“Treatment without prevention is simply unsustainable,” Gates affirms. It’s true; dealing with a problem that’s had a lot of time to grow and fester places a heavy burden on those called on for help. Knowing the imprudence of inaction and the immense suffering it will cause down the line, the Tzu Chi Medical Foundation proactively believes in preventive medicine.
Prostate cancer is one such illness that can greatly benefit from early diagnosis. This is because the American Cancer Society estimates that in 2018 prostate cancer will affect 4,750 men and cause 1,670 deaths in the United States- both per day. It’s the third leading type of cancer after breast, lung and bronchus cancers and ranks the third most fatal. The Tzu Chi Medical Foundation is determined to combat these statistics via free prostate cancer screenings.
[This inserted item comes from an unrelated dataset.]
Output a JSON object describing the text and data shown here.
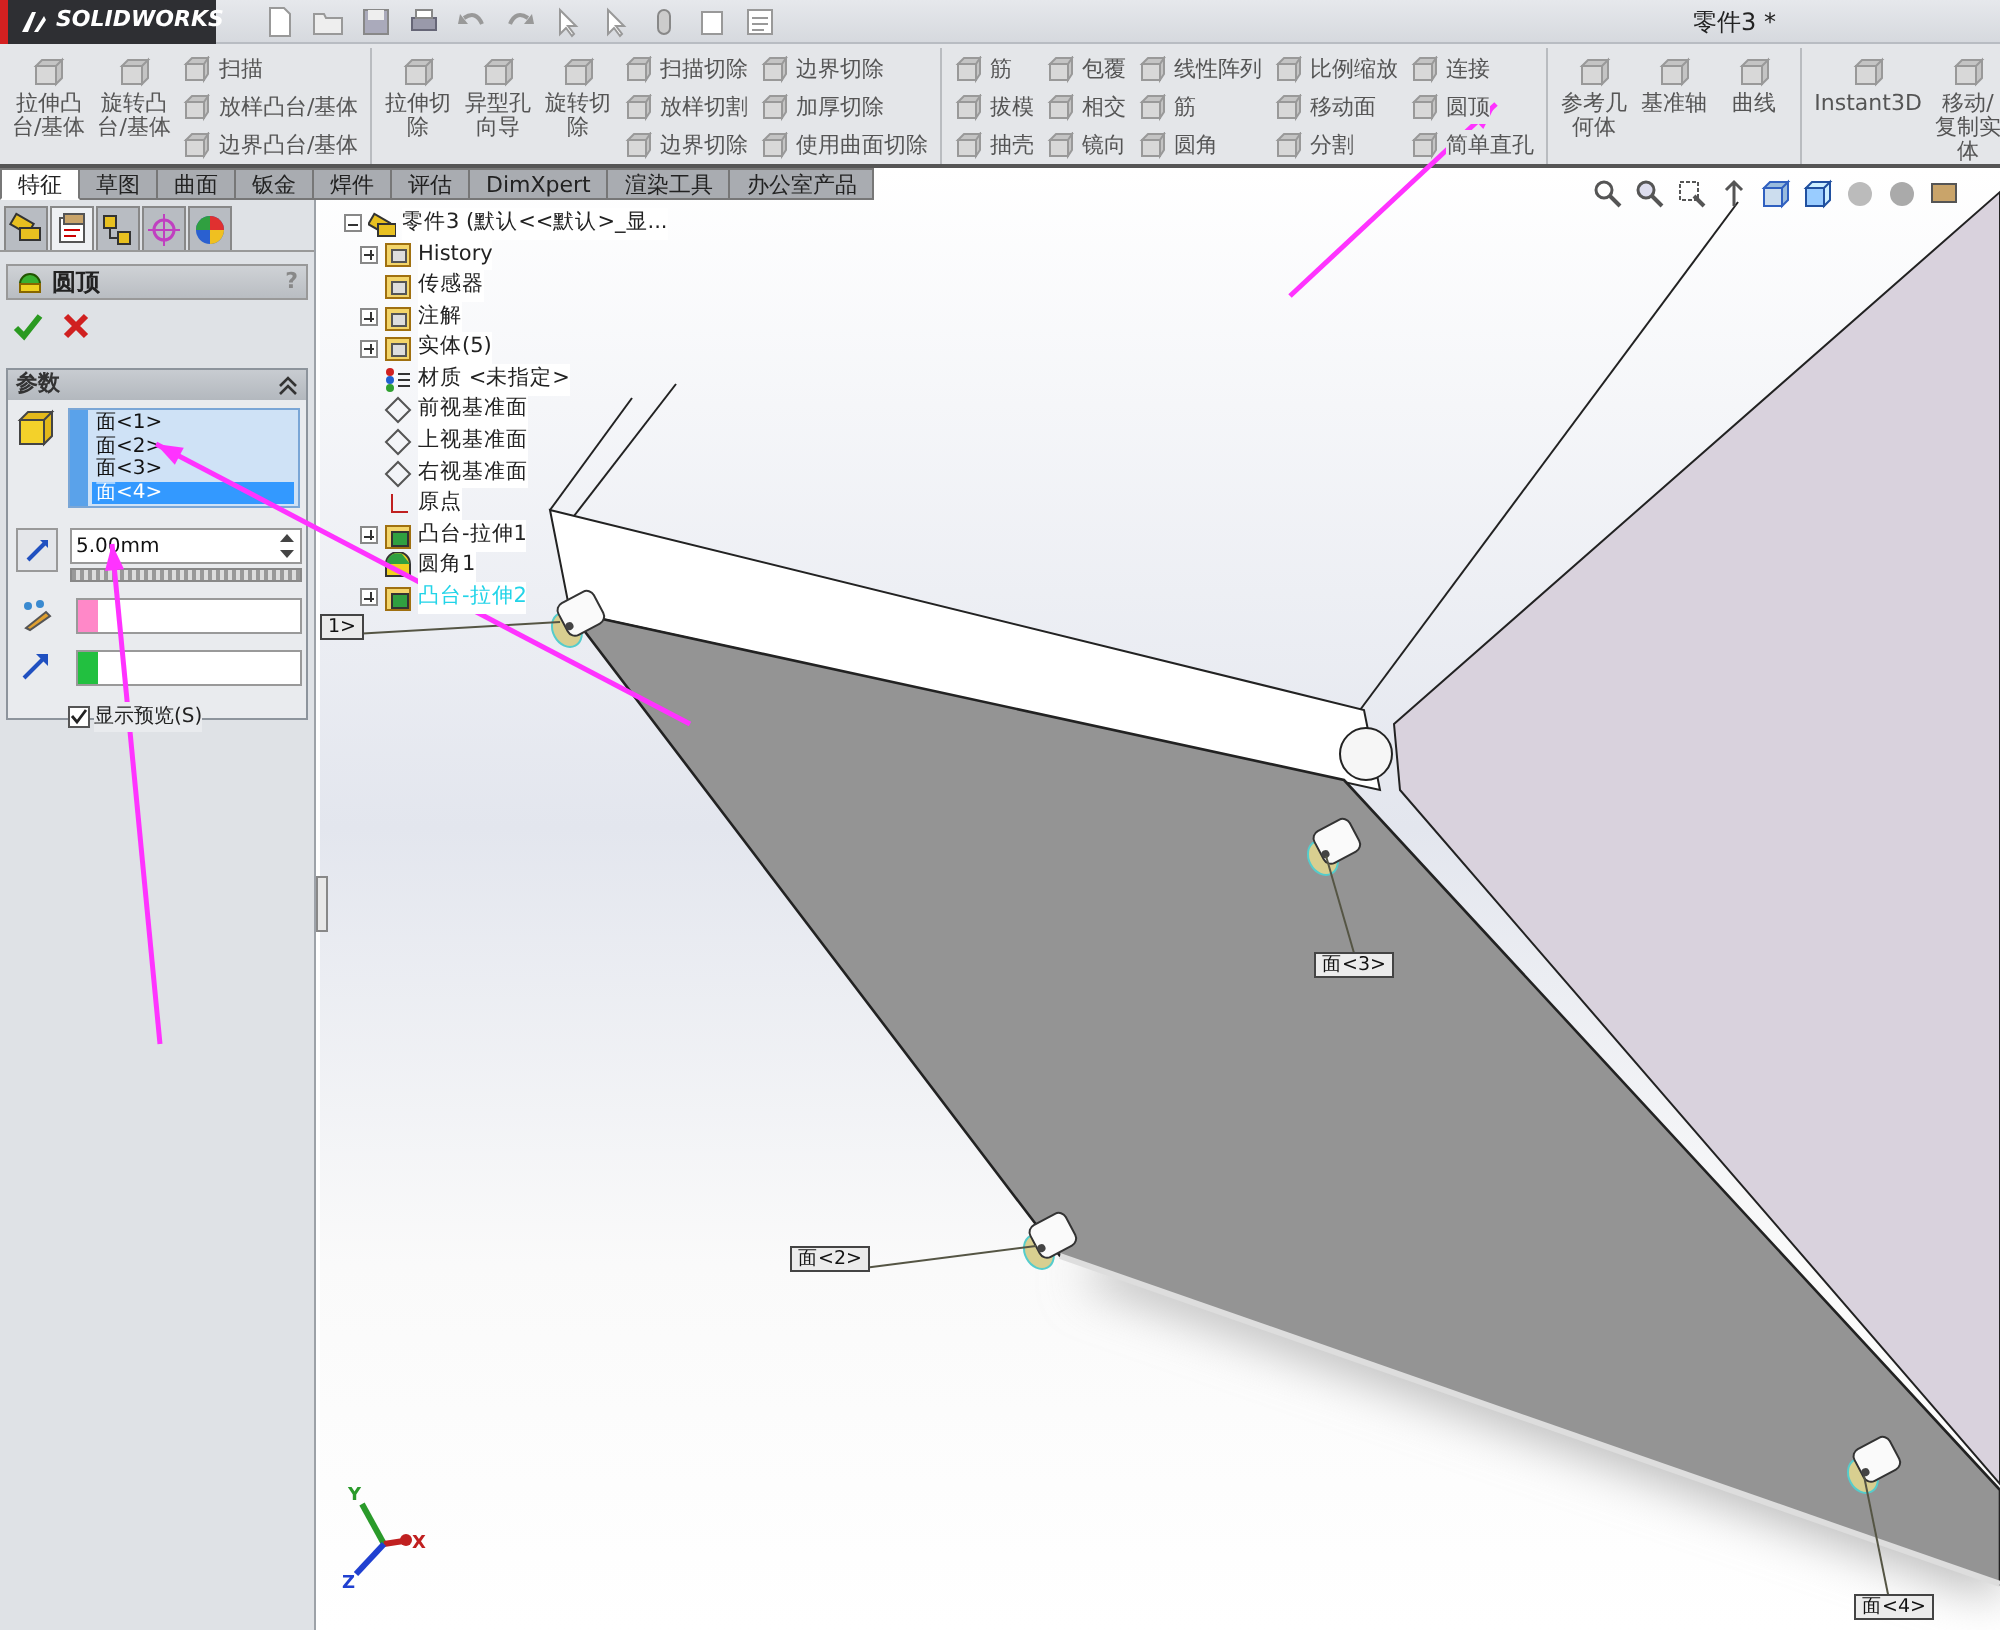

In fact, at a recent event in Los Angeles, California, the specific population Tzu Chi medical staff aimed to serve were prostate cancer’s most vulnerable: African Americans.
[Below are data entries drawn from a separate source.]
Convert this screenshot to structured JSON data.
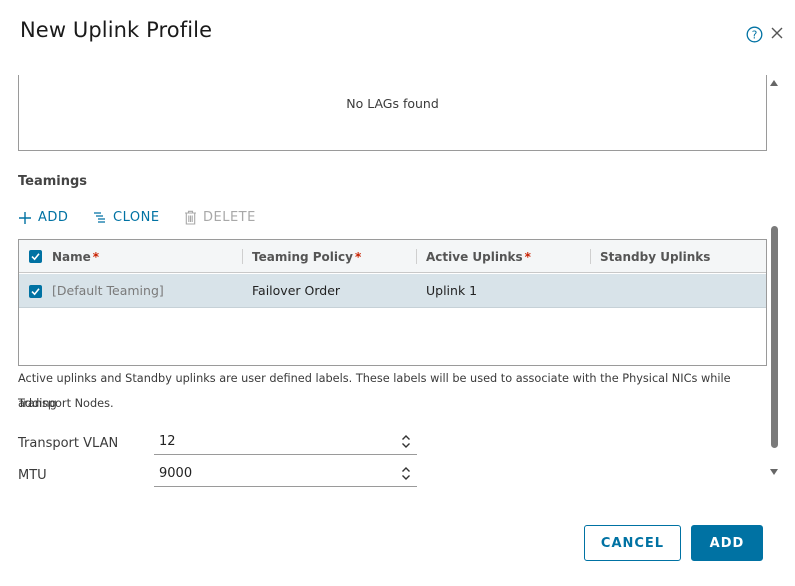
{
  "dialog": {
    "title": "New Uplink Profile"
  },
  "lags": {
    "empty_message": "No LAGs found"
  },
  "teamings": {
    "section_title": "Teamings",
    "toolbar": {
      "add_label": "ADD",
      "clone_label": "CLONE",
      "delete_label": "DELETE"
    },
    "columns": [
      {
        "label": "Name",
        "required": true
      },
      {
        "label": "Teaming Policy",
        "required": true
      },
      {
        "label": "Active Uplinks",
        "required": true
      },
      {
        "label": "Standby Uplinks",
        "required": false
      }
    ],
    "required_marker": "*",
    "rows": [
      {
        "name": "[Default Teaming]",
        "policy": "Failover Order",
        "active_uplinks": "Uplink 1",
        "standby_uplinks": "",
        "selected": true
      }
    ],
    "help_text_line1": "Active uplinks and Standby uplinks are user defined labels. These labels will be used to associate with the Physical NICs while adding",
    "help_text_line2": "Transport Nodes."
  },
  "fields": {
    "transport_vlan": {
      "label": "Transport VLAN",
      "value": "12"
    },
    "mtu": {
      "label": "MTU",
      "value": "9000"
    }
  },
  "footer": {
    "cancel_label": "CANCEL",
    "submit_label": "ADD"
  },
  "icons": {
    "help": "help-circle-icon",
    "close": "close-icon",
    "add": "plus-icon",
    "clone": "clone-icon",
    "delete": "trash-icon",
    "stepper": "chevron-up-down-icon"
  },
  "colors": {
    "accent": "#0072a3",
    "selected_row": "#d8e3e9",
    "required": "#c92100",
    "disabled": "#a8a8a8"
  }
}
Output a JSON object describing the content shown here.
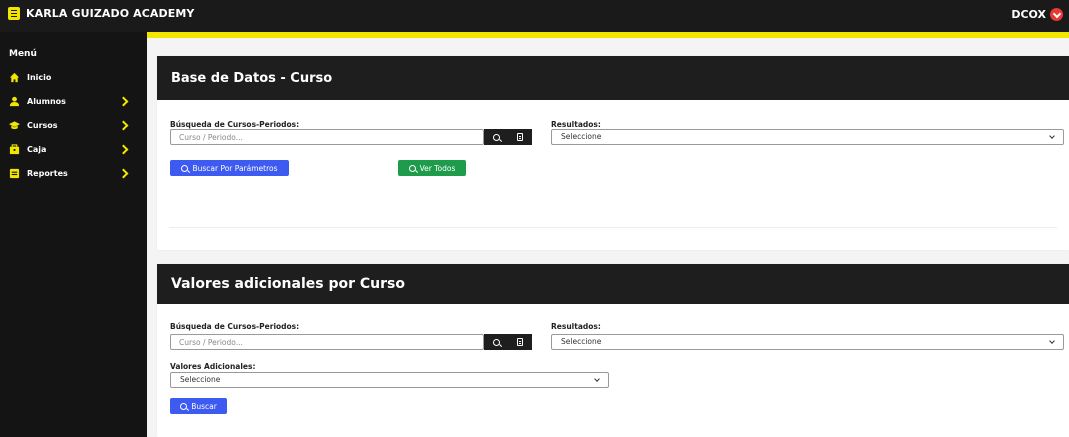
{
  "topbar": {
    "brand": "KARLA GUIZADO ACADEMY",
    "user": "DCOX"
  },
  "colors": {
    "accent": "#f2e600",
    "dark": "#1e1e1e",
    "primary": "#3d5af1",
    "success": "#1e9c4c"
  },
  "sidebar": {
    "title": "Menú",
    "items": [
      {
        "label": "Inicio",
        "icon": "home-icon",
        "has_submenu": false
      },
      {
        "label": "Alumnos",
        "icon": "user-icon",
        "has_submenu": true
      },
      {
        "label": "Cursos",
        "icon": "graduation-icon",
        "has_submenu": true
      },
      {
        "label": "Caja",
        "icon": "cash-box-icon",
        "has_submenu": true
      },
      {
        "label": "Reportes",
        "icon": "report-icon",
        "has_submenu": true
      }
    ]
  },
  "card1": {
    "title": "Base de Datos - Curso",
    "search_label": "Búsqueda de Cursos-Periodos:",
    "search_placeholder": "Curso / Periodo...",
    "results_label": "Resultados:",
    "results_selected": "Seleccione",
    "btn_params": "Buscar Por Parámetros",
    "btn_all": "Ver Todos"
  },
  "card2": {
    "title": "Valores adicionales por Curso",
    "search_label": "Búsqueda de Cursos-Periodos:",
    "search_placeholder": "Curso / Periodo...",
    "results_label": "Resultados:",
    "results_selected": "Seleccione",
    "extra_label": "Valores Adicionales:",
    "extra_selected": "Seleccione",
    "btn_search": "Buscar"
  }
}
The research is still developing as to why there’s such a spike, but the danger is clear. Harvard Prostate Knowledge reports African Americans are “roughly 1.6 times more likely to develop prostate cancer than whites and 2.6 times more likely than Asian Americans.” The outlook gets even more grim: African American are also two times more likely than whites and approximately five times more likely than Asian Americans to die of it.
Given the gravity of the situation, Tzu Chi volunteer doctors have an important mission.
According to the Centers for Disease Control and Prevention, it is estimated that screening men from the ages of 55 to 69 may prevent roughly 1 death per 1,000 screened, as well as save 3 men from the same sample of facing potential metastasis- or cancer’s spread to other parts of the body.
While disease prevention is immeasurably valuable for those who are at high risk, it can be a particularly saving grace for the aging (as the national average age for a prostate cancer diagnosis hits at 66), low-income earners, the uninsured and underinsured, plus those who face social, linguistic, or cultural barriers to medical attention.
Both our partners- and our patients- agree that medicine should know no bounds.
Learn more about what the Tzu Chi Medical Foundation is doing to improve community health health, and help us provide even more life-saving services to those who are most vulnerable. Together, we can make a difference.